By Frank-Jürgen Richter
At the close of 2018, the world found itself in a historical moment eerily reminiscent of other watershed revolutions. As liberals in the US raged against the “one percent” and populist movements gained ground across Europe, Yellow Vest protesters spilled into the streets of France. Some 230 years after France’s lower and middle classes revolted, the beheadings were, this time, only done in effigy. As it all unfolded, students of history couldn’t help but ponder: Could the Western political and economic order, and those who run it, once more be on the chopping block?
Globalization has left a great portion of Western society feeling forgotten and afraid. Similar to the popular revolutions of 1789 and 1917, a large portion of society feels ignored by a greedy, aloof class of elites. Something, however, is different this time. As the French protests foreshadow, what we’re facing isn’t some Marxist revolution led by the working-class masses. This time, it is the world’s billion plus, thwarted and angry middle class citizens driving change, potentially bringing all their money, connections, and cultural capital to bear.
If the Yellow Vest movement heralds something to come, the U.S. looks more and more a likely stage for Act Two. Raised on the promise of the American dream and upward mobility, the American middle class has shrunk by nearly 10 percent since 1971. It has become disillusioned—with only 37 percent of Americans expecting their children to be better off financially—as well as more bitter and desperate. Supporters of Western democracy must ask ourselves how we got here, and what can be done.
First, the cold, hard truths behind middle-class frustration, fear and outrage: From 1973 to 2017, as the U.S. economy grew and productivity rose by a staggering 77 percent, average compensation grew a mere 12.4 percent. During the last 20 years, the three primary burdens borne by American households—rent, healthcare, and tuition—have risen significantly faster than the median household income. Meanwhile, wealth and power have become consolidated. Between 1979 and 2013, average incomes for the richest 19 percent rose by 70 percent. For the top 1 percent, income grew by 192 percent. This compares with 42 percent growth for the bottom 80 percent of households.
Remarkably, Western societies’ upper and upper-middle classes often understand this consolidation as the inevitable result of a meritocracy, of a system that rewards the most deserving. But that hasn’t eased their impulse to enjoy policy that keeps the gates to upper-classdom virtually unscalable. For decades the wealthiest have lobbied for tax breaks for investor sand property owners, perpetuating wealth among the wealthiest. The result is an exclusive and self-sustaining system that has increasingly favored the richest segments of Western nations, at the expense of the majority. If the opportunity-hoarding of the wealthiest has helped hollow out the middle class, the rise of big tech and the digital age’s unprecedented advances have accelerated its shrinking.

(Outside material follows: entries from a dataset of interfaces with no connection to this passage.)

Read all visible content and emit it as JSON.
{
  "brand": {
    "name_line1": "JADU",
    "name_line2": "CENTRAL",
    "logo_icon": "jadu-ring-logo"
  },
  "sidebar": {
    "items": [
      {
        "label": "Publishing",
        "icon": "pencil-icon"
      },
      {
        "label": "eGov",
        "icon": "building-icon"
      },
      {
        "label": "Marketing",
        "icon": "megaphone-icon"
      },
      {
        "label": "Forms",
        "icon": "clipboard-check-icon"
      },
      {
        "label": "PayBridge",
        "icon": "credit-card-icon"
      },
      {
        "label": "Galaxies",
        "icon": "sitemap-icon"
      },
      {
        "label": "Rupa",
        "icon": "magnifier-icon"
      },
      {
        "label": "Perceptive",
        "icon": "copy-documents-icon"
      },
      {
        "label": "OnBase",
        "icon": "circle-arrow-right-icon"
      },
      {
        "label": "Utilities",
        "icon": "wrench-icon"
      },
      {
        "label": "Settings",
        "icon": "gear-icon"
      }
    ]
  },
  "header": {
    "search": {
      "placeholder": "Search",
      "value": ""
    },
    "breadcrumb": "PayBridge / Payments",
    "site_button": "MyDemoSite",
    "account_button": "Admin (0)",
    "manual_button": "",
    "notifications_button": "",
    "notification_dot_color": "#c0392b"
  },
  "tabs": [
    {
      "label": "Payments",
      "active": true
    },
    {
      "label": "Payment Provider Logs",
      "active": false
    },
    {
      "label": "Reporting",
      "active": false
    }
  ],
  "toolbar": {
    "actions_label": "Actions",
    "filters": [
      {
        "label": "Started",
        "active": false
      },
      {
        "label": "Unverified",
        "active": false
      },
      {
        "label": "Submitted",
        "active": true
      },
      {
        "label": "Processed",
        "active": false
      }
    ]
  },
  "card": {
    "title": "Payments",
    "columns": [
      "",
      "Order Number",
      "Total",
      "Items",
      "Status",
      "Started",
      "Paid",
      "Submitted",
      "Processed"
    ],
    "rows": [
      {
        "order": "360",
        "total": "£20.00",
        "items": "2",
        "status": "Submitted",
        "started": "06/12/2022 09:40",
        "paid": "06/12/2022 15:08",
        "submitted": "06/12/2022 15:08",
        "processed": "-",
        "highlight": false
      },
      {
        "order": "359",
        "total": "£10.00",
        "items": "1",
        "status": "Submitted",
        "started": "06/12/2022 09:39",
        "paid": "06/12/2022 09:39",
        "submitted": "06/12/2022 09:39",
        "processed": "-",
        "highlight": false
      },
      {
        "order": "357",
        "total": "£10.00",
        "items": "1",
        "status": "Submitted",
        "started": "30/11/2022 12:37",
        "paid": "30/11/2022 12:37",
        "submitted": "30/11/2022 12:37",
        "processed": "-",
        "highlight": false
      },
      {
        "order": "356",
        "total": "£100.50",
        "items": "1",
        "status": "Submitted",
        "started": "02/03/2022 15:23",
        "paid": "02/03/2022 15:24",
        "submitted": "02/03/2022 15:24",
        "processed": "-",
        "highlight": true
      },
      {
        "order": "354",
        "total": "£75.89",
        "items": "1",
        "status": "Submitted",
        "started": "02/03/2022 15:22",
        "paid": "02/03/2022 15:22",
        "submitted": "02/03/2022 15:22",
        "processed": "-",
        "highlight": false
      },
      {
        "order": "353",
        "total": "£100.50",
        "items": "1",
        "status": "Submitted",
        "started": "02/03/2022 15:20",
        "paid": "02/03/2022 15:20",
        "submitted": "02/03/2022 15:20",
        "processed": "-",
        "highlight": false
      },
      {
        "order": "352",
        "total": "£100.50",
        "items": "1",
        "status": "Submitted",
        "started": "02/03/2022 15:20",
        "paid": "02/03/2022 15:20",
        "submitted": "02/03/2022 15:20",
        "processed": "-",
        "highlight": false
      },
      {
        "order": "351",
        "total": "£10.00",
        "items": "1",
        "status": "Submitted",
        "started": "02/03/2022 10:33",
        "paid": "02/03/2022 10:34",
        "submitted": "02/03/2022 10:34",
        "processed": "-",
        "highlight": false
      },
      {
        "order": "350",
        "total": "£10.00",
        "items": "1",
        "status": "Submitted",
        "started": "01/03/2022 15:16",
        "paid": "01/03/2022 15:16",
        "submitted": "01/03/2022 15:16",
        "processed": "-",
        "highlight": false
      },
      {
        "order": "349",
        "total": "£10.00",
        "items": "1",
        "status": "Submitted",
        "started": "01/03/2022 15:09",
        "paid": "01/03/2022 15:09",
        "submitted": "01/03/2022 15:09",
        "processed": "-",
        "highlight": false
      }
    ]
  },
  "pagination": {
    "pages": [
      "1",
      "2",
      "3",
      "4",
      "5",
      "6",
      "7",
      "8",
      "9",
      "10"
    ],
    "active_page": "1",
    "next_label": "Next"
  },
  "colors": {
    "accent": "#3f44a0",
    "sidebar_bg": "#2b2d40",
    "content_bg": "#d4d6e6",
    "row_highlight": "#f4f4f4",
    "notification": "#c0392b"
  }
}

Somewhere along the way, as digital innovation increasingly captured our attention, the evolution of the tech industry’s capacity to build and guard their monopolies escaped notice. Collecting data on users’ habits enabled tech giants to perfect their products accordingly. And long unchecked by antitrust laws, tech behemoths maximize profits while employing fewer and fewer people—Netflix, for example, with 137 million subscribers, is worth more than Disney, but has only 5,400 employees. Disney employs more than 200,000.
At the same time, the age of automation and artificial intelligence will likely push middle-class workers into lower-income occupations as it replaces jobs involving more complex skills like logic and algebra, while leaving open low-skilled jobs. The promise of further innovation, then, likely promises to fuel middle-class frustration. To the extent that the capitalist free market ever worked as advertised, it was always dependent upon the popularly shared conviction that it was working. Appeased by a somewhat smaller piece of prosperity, the middle class would be, in theory, impervious to the revolutionary fervor of lower classes.
But things have unfolded contrary to design. From the rise of far-right Italian populists, to the scapegoating behind Brexit and the vote’s pro-European backlash, we are seeing the middle class in crisis, its belief in the system giving way to a sense of impotence and invisibility. Yet the West’s liberal leaders have failed time and time again to listen, while populists capitalize on the contagion of desperation.
We need leaders who will listen to middle-class grievances and seek out bold reforms, prioritizing affordable education, housing and universal healthcare. Following the bold example of Sen. Elizabeth Warren, they must commit themselves to policing giant tech firms and assisting those who bear the brunt of automation with safety nets and retraining programs. It is time for leaders to curb the privilege and power of the wealthiest fifth, including their own. They must push for campaign finance reform, as well as a more direct form of democracy where more power is ceded from remote, seemingly unaccountable centralized institutions to the regions and cities themselves. It’s time for a system that restores access to power to the middle class, and the optimism that comes with it.
In confronting challenges both old and new, we’ll need to be level-headed but radical. Otherwise, western societies may just be waiting for the ax to fall.
Frank-Jürgen Richter is founder and chairman of Horasis, a global visions community. Horasis hosts the Horasis Global Meeting in Cascais, Portugal, over 6-9 April.